By Max Bowenfirstname.lastname@example.org
Normally, summertime is the busiest season at the Richards Memorial Library.
But even with indoor restrictions and mask mandates lifted, Director Frank Ward said patronage was around 2/3 of what is normally seen. Ward said that in a typical summer, the library sees around 12,000 people, but in 2021, that total since July 1 was around 8,000. In-person events resumed recently, but attendance at these was less than what was hoped for.
“On the whole we have been holding our own,” he said.
Hours at the library were reduced during the pandemic from 59 a week to 47, a reflection of the new reality, said Ward, but these will return to normal in September. The fall will also see the children’s storytimes resume. Ward added that those libraries in the SAILS Network—which North Attleborough is a member of—have all reopened to some extent.
“Many of the other libraries are not yet open,” he said.
During the summer a mix of in-person and virtual events were held, such as virtual baking classes for teens, book discussions on Zoom, and adult craft workshops. Ward said that attendance at these was less than what was desired, but some normalcy has begun to return.
Youth Services Librarian Eunice Franklin said that 220 children signed up for summer reading, a good sign compared to other years. The downstairs meeting room is the only one large enough for in-person programs, and was used for sanitizing books up until recently. Over the last few weeks, a couple of story programs have been held, with around 10 children signing up. Masks were required for these. Among the programs held during the summer was the eight-week Animal Adventures, which included story times and crafts for the children to make at home.
“We’re hopeful,” said Franklin.
When asked about plans for the fall, Ward said they’d be playing it by ear given the rising COVID cases in the community. North Attleborough has seen 120 cases in August alone.

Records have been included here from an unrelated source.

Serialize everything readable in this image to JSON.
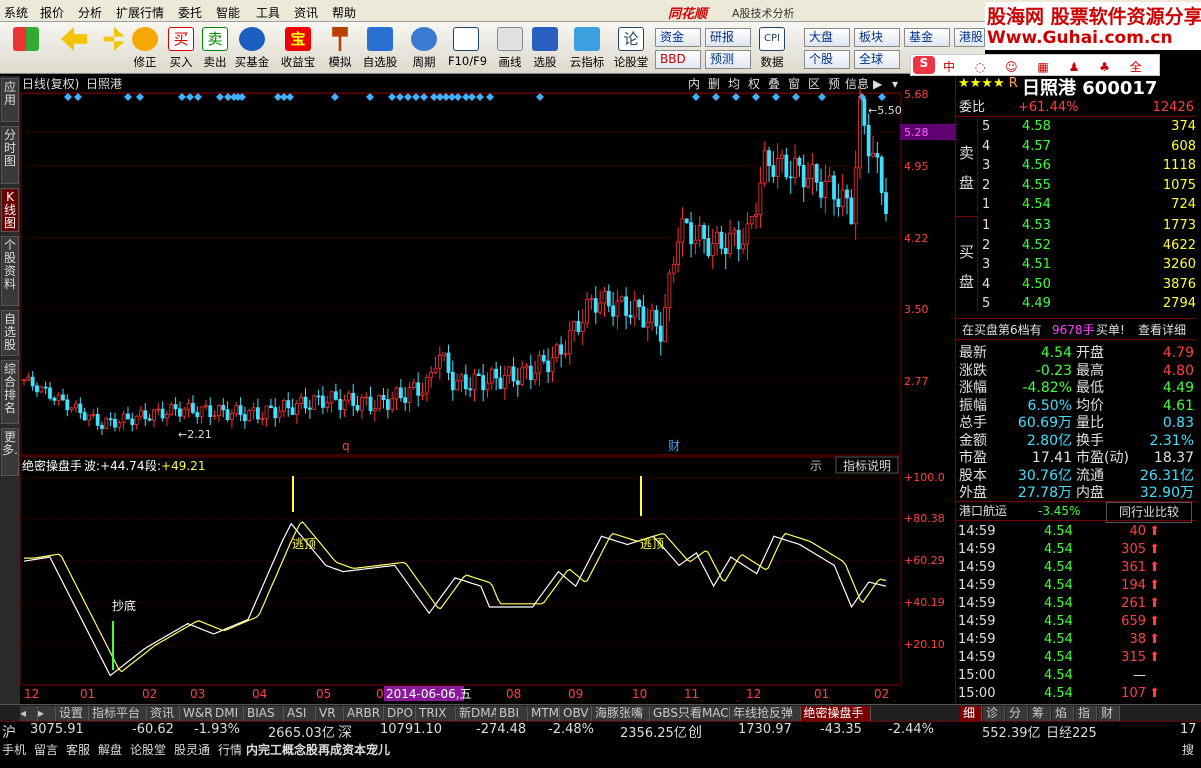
{
  "menu": [
    "系统",
    "报价",
    "分析",
    "扩展行情",
    "委托",
    "智能",
    "工具",
    "资讯",
    "帮助"
  ],
  "app": {
    "logo": "同花顺",
    "subtitle": "A股技术分析"
  },
  "watermark": {
    "line1": "股海网 股票软件资源分享",
    "line2": "Www.Guhai.com.cn"
  },
  "toolbar": [
    "",
    "",
    "修正",
    "买入",
    "卖出",
    "买基金",
    "收益宝",
    "模拟",
    "自选股",
    "周期",
    "F10/F9",
    "画线",
    "选股",
    "云指标",
    "论股堂",
    "数据"
  ],
  "toolbar_small": [
    "资金",
    "研报",
    "大盘",
    "板块",
    "基金",
    "港股",
    "BBD",
    "预测",
    "个股",
    "全球"
  ],
  "toolbar_cpi": "CPI",
  "left_tabs": [
    "应用",
    "分时图",
    "K线图",
    "个股资料",
    "自选股",
    "综合排名",
    "更多."
  ],
  "chart_header": {
    "period": "日线(复权)",
    "name": "日照港"
  },
  "chart_tools": [
    "内",
    "删",
    "均",
    "权",
    "叠",
    "窗",
    "区",
    "预",
    "信息"
  ],
  "price_axis": [
    "5.68",
    "5.28",
    "4.95",
    "4.22",
    "3.50",
    "2.77"
  ],
  "price_labels": {
    "high": "5.50",
    "low": "2.21"
  },
  "event_marks": [
    "q",
    "财"
  ],
  "indicator": {
    "name": "绝密操盘手",
    "wave_label": "波:",
    "wave": "+44.74",
    "seg_label": "段:",
    "seg": "+49.21",
    "help": "指标说明",
    "hint": "示"
  },
  "ind_axis": [
    "+100.0",
    "+80.38",
    "+60.29",
    "+40.19",
    "+20.10"
  ],
  "ind_labels": [
    "抄底",
    "逃顶",
    "逃顶"
  ],
  "x_axis": [
    "12",
    "01",
    "02",
    "03",
    "04",
    "05",
    "06",
    "07",
    "08",
    "09",
    "10",
    "11",
    "12",
    "01",
    "02"
  ],
  "date_hl": "2014-06-06,五",
  "stock": {
    "name": "日照港",
    "code": "600017",
    "star": "★★★★",
    "r": "R"
  },
  "weibi": {
    "label": "委比",
    "value": "+61.44%",
    "diff": "12426"
  },
  "sell": [
    {
      "n": "5",
      "p": "4.58",
      "v": "374"
    },
    {
      "n": "4",
      "p": "4.57",
      "v": "608"
    },
    {
      "n": "3",
      "p": "4.56",
      "v": "1118"
    },
    {
      "n": "2",
      "p": "4.55",
      "v": "1075"
    },
    {
      "n": "1",
      "p": "4.54",
      "v": "724"
    }
  ],
  "buy": [
    {
      "n": "1",
      "p": "4.53",
      "v": "1773"
    },
    {
      "n": "2",
      "p": "4.52",
      "v": "4622"
    },
    {
      "n": "3",
      "p": "4.51",
      "v": "3260"
    },
    {
      "n": "4",
      "p": "4.50",
      "v": "3876"
    },
    {
      "n": "5",
      "p": "4.49",
      "v": "2794"
    }
  ],
  "sell_side": "卖盘",
  "buy_side": "买盘",
  "notice": {
    "a": "在买盘第6档有",
    "b": "9678手",
    "c": "买单!",
    "d": "查看详细"
  },
  "stats": [
    {
      "k1": "最新",
      "v1": "4.54",
      "k2": "开盘",
      "v2": "4.79"
    },
    {
      "k1": "涨跌",
      "v1": "-0.23",
      "k2": "最高",
      "v2": "4.80"
    },
    {
      "k1": "涨幅",
      "v1": "-4.82%",
      "k2": "最低",
      "v2": "4.49"
    },
    {
      "k1": "振幅",
      "v1": "6.50%",
      "k2": "均价",
      "v2": "4.61"
    },
    {
      "k1": "总手",
      "v1": "60.69万",
      "k2": "量比",
      "v2": "0.83"
    },
    {
      "k1": "金额",
      "v1": "2.80亿",
      "k2": "换手",
      "v2": "2.31%"
    },
    {
      "k1": "市盈",
      "v1": "17.41",
      "k2": "市盈(动)",
      "v2": "18.37"
    },
    {
      "k1": "股本",
      "v1": "30.76亿",
      "k2": "流通",
      "v2": "26.31亿"
    },
    {
      "k1": "外盘",
      "v1": "27.78万",
      "k2": "内盘",
      "v2": "32.90万"
    }
  ],
  "industry": {
    "name": "港口航运",
    "chg": "-3.45%",
    "btn": "同行业比较"
  },
  "ticks": [
    {
      "t": "14:59",
      "p": "4.54",
      "v": "40",
      "d": "up"
    },
    {
      "t": "14:59",
      "p": "4.54",
      "v": "305",
      "d": "up"
    },
    {
      "t": "14:59",
      "p": "4.54",
      "v": "361",
      "d": "up"
    },
    {
      "t": "14:59",
      "p": "4.54",
      "v": "194",
      "d": "up"
    },
    {
      "t": "14:59",
      "p": "4.54",
      "v": "261",
      "d": "up"
    },
    {
      "t": "14:59",
      "p": "4.54",
      "v": "659",
      "d": "up"
    },
    {
      "t": "14:59",
      "p": "4.54",
      "v": "38",
      "d": "up"
    },
    {
      "t": "14:59",
      "p": "4.54",
      "v": "315",
      "d": "up"
    },
    {
      "t": "15:00",
      "p": "4.54",
      "v": "—",
      "d": ""
    },
    {
      "t": "15:00",
      "p": "4.54",
      "v": "107",
      "d": "up"
    }
  ],
  "bottom_tabs": [
    "设置",
    "指标平台",
    "资讯",
    "W&R",
    "DMI",
    "BIAS",
    "ASI",
    "VR",
    "ARBR",
    "DPO",
    "TRIX",
    "新DMA",
    "BBI",
    "MTM",
    "OBV",
    "海豚张嘴",
    "GBS只看MACD",
    "年线抢反弹",
    "绝密操盘手"
  ],
  "right_tabs": [
    "细",
    "诊",
    "分",
    "筹",
    "焰",
    "指",
    "财"
  ],
  "index_bar": {
    "sh": "沪",
    "sh_v": "3075.91",
    "sh_c": "-60.62",
    "sh_p": "-1.93%",
    "sh_a": "2665.03亿",
    "sz": "深",
    "sz_v": "10791.10",
    "sz_c": "-274.48",
    "sz_p": "-2.48%",
    "sz_a": "2356.25亿",
    "cy": "创",
    "cy_v": "1730.97",
    "cy_c": "-43.35",
    "cy_p": "-2.44%",
    "cy_a": "552.39亿",
    "nk": "日经225",
    "last": "17"
  },
  "bottom_bar": [
    "手机",
    "留言",
    "客服",
    "解盘",
    "论股堂",
    "股灵通",
    "行情"
  ],
  "news": "内完工概念股再成资本宠儿",
  "search": "搜"
}
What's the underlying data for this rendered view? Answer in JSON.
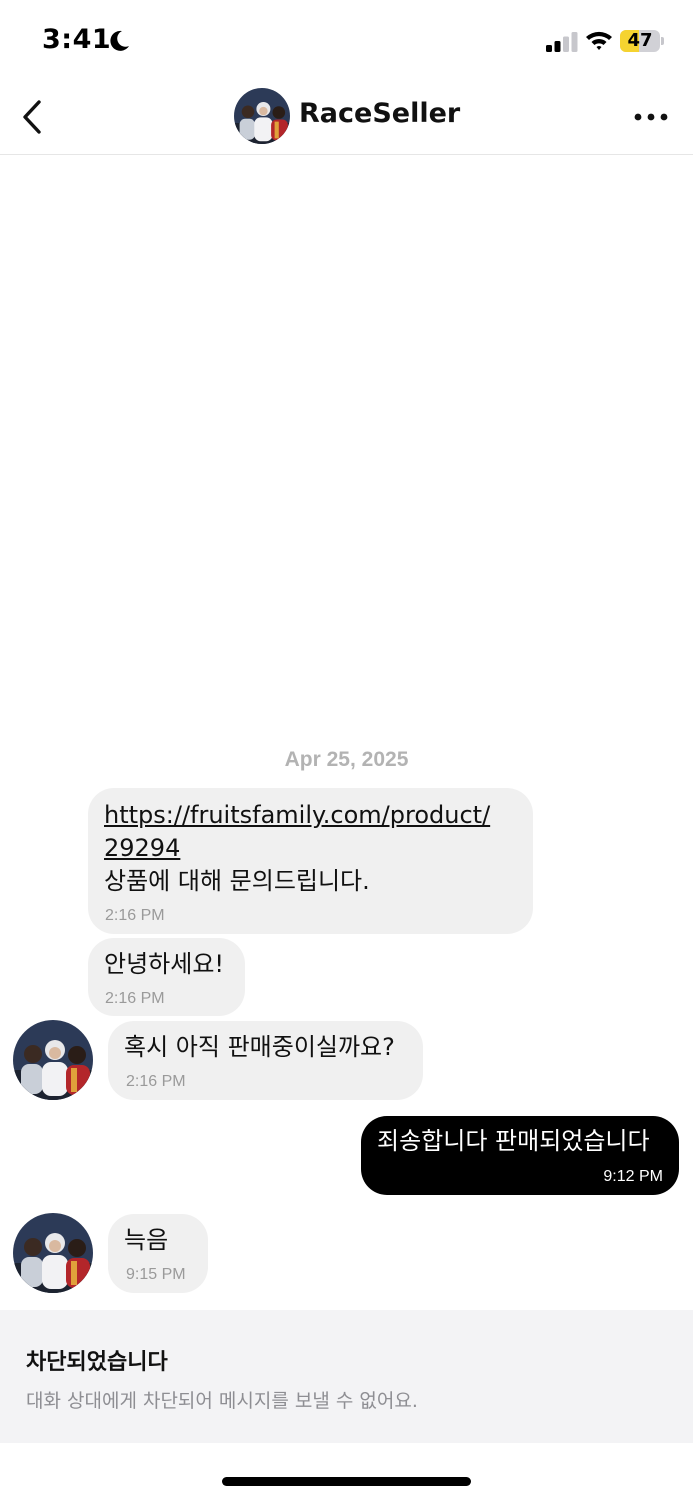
{
  "status_bar": {
    "time": "3:41",
    "battery_level": "47",
    "battery_fraction": 0.47,
    "battery_color": "#f5d330"
  },
  "header": {
    "back_icon": "chevron-left-icon",
    "title": "RaceSeller",
    "more_icon": "more-horizontal-icon"
  },
  "conversation": {
    "date_label": "Apr 25, 2025",
    "messages": [
      {
        "sender": "other",
        "link_line1": "https://fruitsfamily.com/product/",
        "link_line2": "29294",
        "text": "상품에 대해 문의드립니다.",
        "time": "2:16 PM"
      },
      {
        "sender": "other",
        "text": "안녕하세요!",
        "time": "2:16 PM"
      },
      {
        "sender": "other",
        "text": "혹시 아직 판매중이실까요?",
        "time": "2:16 PM"
      },
      {
        "sender": "me",
        "text": "죄송합니다 판매되었습니다",
        "time": "9:12 PM"
      },
      {
        "sender": "other",
        "text": "늑음",
        "time": "9:15 PM"
      }
    ]
  },
  "blocked_banner": {
    "title": "차단되었습니다",
    "description": "대화 상대에게 차단되어 메시지를 보낼 수 없어요."
  },
  "colors": {
    "my_bubble": "#000000",
    "their_bubble": "#f0f0f0",
    "banner_bg": "#f3f3f5"
  }
}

“With the rise in the Delta variant I would love to say we’d be doing X number of programs,” said Ward. “In reality, we’re likely to do a reduced schedule. We’re waiting to see what happens after school opens and what impact that has on the caseload.”